### Task goal
Print the lines below exactly as written, with none missing.

### Source material
□ □ □ □ □ □ □

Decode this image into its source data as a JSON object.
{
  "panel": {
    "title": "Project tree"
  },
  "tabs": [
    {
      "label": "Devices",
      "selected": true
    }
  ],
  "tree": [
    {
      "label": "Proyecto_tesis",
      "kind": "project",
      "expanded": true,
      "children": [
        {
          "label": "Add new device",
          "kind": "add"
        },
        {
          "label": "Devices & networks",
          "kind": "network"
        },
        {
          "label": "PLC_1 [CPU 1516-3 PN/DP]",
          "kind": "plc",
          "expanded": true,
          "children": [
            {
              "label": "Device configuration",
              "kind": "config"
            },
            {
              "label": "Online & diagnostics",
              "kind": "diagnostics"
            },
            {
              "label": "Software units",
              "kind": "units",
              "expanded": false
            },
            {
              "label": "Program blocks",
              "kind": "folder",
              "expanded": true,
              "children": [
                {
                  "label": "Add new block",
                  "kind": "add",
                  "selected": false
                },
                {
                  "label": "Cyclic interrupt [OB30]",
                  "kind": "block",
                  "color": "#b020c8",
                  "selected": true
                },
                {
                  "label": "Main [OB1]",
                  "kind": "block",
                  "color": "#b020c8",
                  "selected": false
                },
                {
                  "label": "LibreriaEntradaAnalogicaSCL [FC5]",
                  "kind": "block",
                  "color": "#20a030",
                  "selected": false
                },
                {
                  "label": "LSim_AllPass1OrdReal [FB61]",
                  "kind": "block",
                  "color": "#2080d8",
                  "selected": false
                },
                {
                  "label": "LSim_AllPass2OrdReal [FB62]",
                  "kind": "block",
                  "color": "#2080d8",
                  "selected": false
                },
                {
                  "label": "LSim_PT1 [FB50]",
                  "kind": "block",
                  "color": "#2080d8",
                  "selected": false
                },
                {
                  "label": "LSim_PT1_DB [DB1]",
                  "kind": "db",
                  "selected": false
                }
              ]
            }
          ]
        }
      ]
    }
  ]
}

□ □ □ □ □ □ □

### Answer space
Decode this image into its source data as a JSON object.
{
  "panel": {
    "title": "Project tree"
  },
  "tabs": [
    {
      "label": "Devices",
      "selected": true
    }
  ],
  "tree": [
    {
      "label": "Proyecto_tesis",
      "kind": "project",
      "expanded": true,
      "children": [
        {
          "label": "Add new device",
          "kind": "add"
        },
        {
          "label": "Devices & networks",
          "kind": "network"
        },
        {
          "label": "PLC_1 [CPU 1516-3 PN/DP]",
          "kind": "plc",
          "expanded": true,
          "children": [
            {
              "label": "Device configuration",
              "kind": "config"
            },
            {
              "label": "Online & diagnostics",
              "kind": "diagnostics"
            },
            {
              "label": "Software units",
              "kind": "units",
              "expanded": false
            },
            {
              "label": "Program blocks",
              "kind": "folder",
              "expanded": true,
              "children": [
                {
                  "label": "Add new block",
                  "kind": "add",
                  "selected": false
                },
                {
                  "label": "Cyclic interrupt [OB30]",
                  "kind": "block",
                  "color": "#b020c8",
                  "selected": true
                },
                {
                  "label": "Main [OB1]",
                  "kind": "block",
                  "color": "#b020c8",
                  "selected": false
                },
                {
                  "label": "LibreriaEntradaAnalogicaSCL [FC5]",
                  "kind": "block",
                  "color": "#20a030",
                  "selected": false
                },
                {
                  "label": "LSim_AllPass1OrdReal [FB61]",
                  "kind": "block",
                  "color": "#2080d8",
                  "selected": false
                },
                {
                  "label": "LSim_AllPass2OrdReal [FB62]",
                  "kind": "block",
                  "color": "#2080d8",
                  "selected": false
                },
                {
                  "label": "LSim_PT1 [FB50]",
                  "kind": "block",
                  "color": "#2080d8",
                  "selected": false
                },
                {
                  "label": "LSim_PT1_DB [DB1]",
                  "kind": "db",
                  "selected": false
                }
              ]
            }
          ]
        }
      ]
    }
  ]
}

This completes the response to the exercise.